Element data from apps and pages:
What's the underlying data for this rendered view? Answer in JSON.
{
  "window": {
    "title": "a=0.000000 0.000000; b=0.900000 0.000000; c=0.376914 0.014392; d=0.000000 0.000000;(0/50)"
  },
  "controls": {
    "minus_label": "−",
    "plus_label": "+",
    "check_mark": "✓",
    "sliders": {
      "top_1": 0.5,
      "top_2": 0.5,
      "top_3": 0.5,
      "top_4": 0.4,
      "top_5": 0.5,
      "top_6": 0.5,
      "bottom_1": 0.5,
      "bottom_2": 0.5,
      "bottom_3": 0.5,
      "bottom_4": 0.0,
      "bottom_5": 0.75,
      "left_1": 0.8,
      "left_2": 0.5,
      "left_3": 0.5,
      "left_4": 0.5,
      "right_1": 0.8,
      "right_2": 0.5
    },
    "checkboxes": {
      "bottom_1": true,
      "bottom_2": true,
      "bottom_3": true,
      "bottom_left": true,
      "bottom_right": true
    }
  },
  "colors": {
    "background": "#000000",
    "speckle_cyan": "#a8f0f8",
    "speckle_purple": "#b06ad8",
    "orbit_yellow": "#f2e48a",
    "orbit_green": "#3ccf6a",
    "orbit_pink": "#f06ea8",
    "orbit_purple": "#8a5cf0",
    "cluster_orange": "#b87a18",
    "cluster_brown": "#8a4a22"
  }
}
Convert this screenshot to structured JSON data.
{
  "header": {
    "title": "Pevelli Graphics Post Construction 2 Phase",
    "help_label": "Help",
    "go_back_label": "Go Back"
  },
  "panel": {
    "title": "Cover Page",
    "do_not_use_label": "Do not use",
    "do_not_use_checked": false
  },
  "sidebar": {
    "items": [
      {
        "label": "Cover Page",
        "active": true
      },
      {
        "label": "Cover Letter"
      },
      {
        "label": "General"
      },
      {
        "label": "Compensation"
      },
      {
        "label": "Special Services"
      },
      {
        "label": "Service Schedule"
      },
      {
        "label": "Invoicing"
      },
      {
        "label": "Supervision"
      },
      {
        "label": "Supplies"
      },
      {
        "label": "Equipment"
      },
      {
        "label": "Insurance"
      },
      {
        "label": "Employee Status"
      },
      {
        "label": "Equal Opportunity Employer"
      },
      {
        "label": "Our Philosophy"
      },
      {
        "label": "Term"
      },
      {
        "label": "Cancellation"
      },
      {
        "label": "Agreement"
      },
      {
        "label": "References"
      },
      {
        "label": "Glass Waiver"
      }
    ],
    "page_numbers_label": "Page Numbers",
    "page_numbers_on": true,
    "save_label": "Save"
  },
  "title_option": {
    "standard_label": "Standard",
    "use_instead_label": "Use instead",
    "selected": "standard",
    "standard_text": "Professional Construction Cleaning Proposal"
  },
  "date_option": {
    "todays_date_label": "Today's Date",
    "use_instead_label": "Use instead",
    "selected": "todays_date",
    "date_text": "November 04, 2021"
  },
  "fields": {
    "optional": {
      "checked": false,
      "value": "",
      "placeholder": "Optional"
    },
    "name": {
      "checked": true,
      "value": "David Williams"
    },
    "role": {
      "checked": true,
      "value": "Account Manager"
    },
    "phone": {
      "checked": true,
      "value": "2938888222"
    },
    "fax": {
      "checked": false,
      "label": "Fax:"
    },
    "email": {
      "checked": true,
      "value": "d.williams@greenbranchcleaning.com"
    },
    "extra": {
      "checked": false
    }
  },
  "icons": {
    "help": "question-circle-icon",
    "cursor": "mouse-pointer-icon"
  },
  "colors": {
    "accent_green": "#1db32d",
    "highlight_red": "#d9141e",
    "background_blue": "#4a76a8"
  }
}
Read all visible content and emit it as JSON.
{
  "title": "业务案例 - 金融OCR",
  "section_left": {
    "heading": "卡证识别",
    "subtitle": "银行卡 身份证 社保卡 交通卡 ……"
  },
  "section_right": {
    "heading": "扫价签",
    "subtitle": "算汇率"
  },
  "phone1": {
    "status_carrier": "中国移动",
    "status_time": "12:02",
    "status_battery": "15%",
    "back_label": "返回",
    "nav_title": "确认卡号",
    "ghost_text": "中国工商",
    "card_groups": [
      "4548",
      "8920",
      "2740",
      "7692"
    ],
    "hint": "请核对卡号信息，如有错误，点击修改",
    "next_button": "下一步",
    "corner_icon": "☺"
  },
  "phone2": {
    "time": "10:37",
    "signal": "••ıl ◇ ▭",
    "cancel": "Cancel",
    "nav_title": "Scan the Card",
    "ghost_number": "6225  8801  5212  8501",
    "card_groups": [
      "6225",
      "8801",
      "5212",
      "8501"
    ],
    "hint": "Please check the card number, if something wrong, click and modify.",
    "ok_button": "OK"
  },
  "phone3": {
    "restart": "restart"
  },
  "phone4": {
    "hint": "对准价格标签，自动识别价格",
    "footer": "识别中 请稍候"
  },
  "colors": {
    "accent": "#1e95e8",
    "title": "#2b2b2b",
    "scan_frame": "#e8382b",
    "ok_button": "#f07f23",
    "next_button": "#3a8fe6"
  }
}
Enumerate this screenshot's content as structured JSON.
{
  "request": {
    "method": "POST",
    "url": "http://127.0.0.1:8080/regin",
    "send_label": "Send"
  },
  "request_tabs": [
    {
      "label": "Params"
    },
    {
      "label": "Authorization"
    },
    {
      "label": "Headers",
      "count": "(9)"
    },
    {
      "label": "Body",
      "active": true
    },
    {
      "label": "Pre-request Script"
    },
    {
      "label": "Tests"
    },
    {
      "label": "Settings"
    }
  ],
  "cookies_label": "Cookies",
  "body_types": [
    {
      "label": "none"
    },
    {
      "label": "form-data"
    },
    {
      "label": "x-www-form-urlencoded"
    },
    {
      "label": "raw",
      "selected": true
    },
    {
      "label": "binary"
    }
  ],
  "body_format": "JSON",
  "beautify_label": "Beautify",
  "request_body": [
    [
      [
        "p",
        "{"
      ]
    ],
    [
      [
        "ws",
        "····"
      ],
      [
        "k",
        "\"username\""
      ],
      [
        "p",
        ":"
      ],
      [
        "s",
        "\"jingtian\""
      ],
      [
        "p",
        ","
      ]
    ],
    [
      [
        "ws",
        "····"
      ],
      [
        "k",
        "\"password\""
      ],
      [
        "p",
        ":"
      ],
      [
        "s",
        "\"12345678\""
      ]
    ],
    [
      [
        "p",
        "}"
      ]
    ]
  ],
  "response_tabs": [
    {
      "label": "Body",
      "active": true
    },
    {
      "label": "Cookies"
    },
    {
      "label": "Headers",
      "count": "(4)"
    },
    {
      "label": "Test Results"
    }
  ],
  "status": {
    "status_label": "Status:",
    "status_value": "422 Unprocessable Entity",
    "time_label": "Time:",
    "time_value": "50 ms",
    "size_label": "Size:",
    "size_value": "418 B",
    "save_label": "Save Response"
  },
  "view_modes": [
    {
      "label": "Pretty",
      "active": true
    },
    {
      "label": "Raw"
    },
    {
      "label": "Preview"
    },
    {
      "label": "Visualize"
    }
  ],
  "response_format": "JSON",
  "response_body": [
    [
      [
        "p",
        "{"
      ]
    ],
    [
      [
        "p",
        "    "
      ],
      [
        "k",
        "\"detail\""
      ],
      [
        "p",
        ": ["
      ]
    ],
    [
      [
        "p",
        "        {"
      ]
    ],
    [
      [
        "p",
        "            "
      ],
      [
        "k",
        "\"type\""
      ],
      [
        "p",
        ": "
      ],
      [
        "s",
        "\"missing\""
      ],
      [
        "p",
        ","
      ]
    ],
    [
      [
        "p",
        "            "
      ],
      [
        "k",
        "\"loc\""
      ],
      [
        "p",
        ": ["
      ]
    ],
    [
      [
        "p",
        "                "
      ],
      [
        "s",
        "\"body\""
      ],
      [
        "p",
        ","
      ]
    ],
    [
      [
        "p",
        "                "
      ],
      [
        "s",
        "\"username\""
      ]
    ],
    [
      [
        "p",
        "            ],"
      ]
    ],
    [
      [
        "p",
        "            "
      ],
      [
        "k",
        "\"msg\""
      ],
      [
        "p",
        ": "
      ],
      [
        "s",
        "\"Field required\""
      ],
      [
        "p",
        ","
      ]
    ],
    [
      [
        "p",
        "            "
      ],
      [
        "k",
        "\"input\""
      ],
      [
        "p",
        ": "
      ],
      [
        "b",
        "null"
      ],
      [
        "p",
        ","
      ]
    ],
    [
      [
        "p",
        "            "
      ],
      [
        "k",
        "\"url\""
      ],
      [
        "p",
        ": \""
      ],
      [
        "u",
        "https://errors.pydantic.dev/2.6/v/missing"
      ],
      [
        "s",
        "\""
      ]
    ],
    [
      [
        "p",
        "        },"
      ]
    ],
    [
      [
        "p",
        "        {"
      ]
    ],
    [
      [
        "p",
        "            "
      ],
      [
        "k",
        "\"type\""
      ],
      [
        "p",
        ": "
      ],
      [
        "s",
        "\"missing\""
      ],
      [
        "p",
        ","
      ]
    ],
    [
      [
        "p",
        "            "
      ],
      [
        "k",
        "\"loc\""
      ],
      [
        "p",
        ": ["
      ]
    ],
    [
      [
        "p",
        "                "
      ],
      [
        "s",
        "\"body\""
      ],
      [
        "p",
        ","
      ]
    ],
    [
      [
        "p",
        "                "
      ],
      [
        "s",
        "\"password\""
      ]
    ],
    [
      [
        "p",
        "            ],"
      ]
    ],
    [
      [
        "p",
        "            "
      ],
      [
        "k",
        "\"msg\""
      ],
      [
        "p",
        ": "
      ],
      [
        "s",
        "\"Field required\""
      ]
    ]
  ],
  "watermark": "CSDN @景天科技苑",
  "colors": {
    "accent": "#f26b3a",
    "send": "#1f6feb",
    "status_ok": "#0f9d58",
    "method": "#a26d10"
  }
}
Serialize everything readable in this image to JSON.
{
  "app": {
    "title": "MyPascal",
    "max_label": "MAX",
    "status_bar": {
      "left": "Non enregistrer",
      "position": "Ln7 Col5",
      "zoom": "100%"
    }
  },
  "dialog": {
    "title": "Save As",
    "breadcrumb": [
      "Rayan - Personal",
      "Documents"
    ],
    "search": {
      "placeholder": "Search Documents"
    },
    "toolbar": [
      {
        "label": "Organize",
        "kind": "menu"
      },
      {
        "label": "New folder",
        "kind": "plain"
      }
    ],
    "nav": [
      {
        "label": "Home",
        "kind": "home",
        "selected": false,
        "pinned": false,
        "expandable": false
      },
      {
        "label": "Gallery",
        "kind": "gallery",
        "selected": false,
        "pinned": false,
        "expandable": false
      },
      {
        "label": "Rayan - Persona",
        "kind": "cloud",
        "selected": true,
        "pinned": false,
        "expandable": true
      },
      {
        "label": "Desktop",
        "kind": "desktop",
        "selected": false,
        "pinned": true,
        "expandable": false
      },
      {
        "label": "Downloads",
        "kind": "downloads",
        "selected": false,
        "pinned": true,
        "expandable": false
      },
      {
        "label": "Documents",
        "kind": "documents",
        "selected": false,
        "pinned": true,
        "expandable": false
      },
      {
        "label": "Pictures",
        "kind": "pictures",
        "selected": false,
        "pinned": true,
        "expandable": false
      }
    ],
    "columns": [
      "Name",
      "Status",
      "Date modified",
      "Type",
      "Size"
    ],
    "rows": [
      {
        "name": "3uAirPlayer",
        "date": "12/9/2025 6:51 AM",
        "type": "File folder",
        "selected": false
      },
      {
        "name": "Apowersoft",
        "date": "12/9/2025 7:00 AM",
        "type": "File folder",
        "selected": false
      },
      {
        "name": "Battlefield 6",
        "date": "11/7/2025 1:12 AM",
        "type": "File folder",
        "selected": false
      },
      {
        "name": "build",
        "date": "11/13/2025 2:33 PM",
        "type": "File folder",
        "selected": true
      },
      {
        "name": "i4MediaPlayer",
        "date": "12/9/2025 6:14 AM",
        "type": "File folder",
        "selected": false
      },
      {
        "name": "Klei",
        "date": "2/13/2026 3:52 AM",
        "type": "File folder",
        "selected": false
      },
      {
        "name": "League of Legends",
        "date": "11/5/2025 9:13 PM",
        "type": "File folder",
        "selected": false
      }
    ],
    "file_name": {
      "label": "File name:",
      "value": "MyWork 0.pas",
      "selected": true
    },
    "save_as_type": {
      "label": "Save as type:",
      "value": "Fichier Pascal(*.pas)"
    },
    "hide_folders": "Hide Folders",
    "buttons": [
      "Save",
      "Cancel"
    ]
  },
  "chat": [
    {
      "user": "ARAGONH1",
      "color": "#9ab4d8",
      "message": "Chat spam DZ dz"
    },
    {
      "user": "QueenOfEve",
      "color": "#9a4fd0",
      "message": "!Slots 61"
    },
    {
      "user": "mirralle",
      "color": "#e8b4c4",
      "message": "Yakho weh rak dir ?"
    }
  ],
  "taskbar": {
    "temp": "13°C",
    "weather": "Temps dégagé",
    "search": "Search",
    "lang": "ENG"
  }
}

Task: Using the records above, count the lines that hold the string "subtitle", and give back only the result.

Task response: 2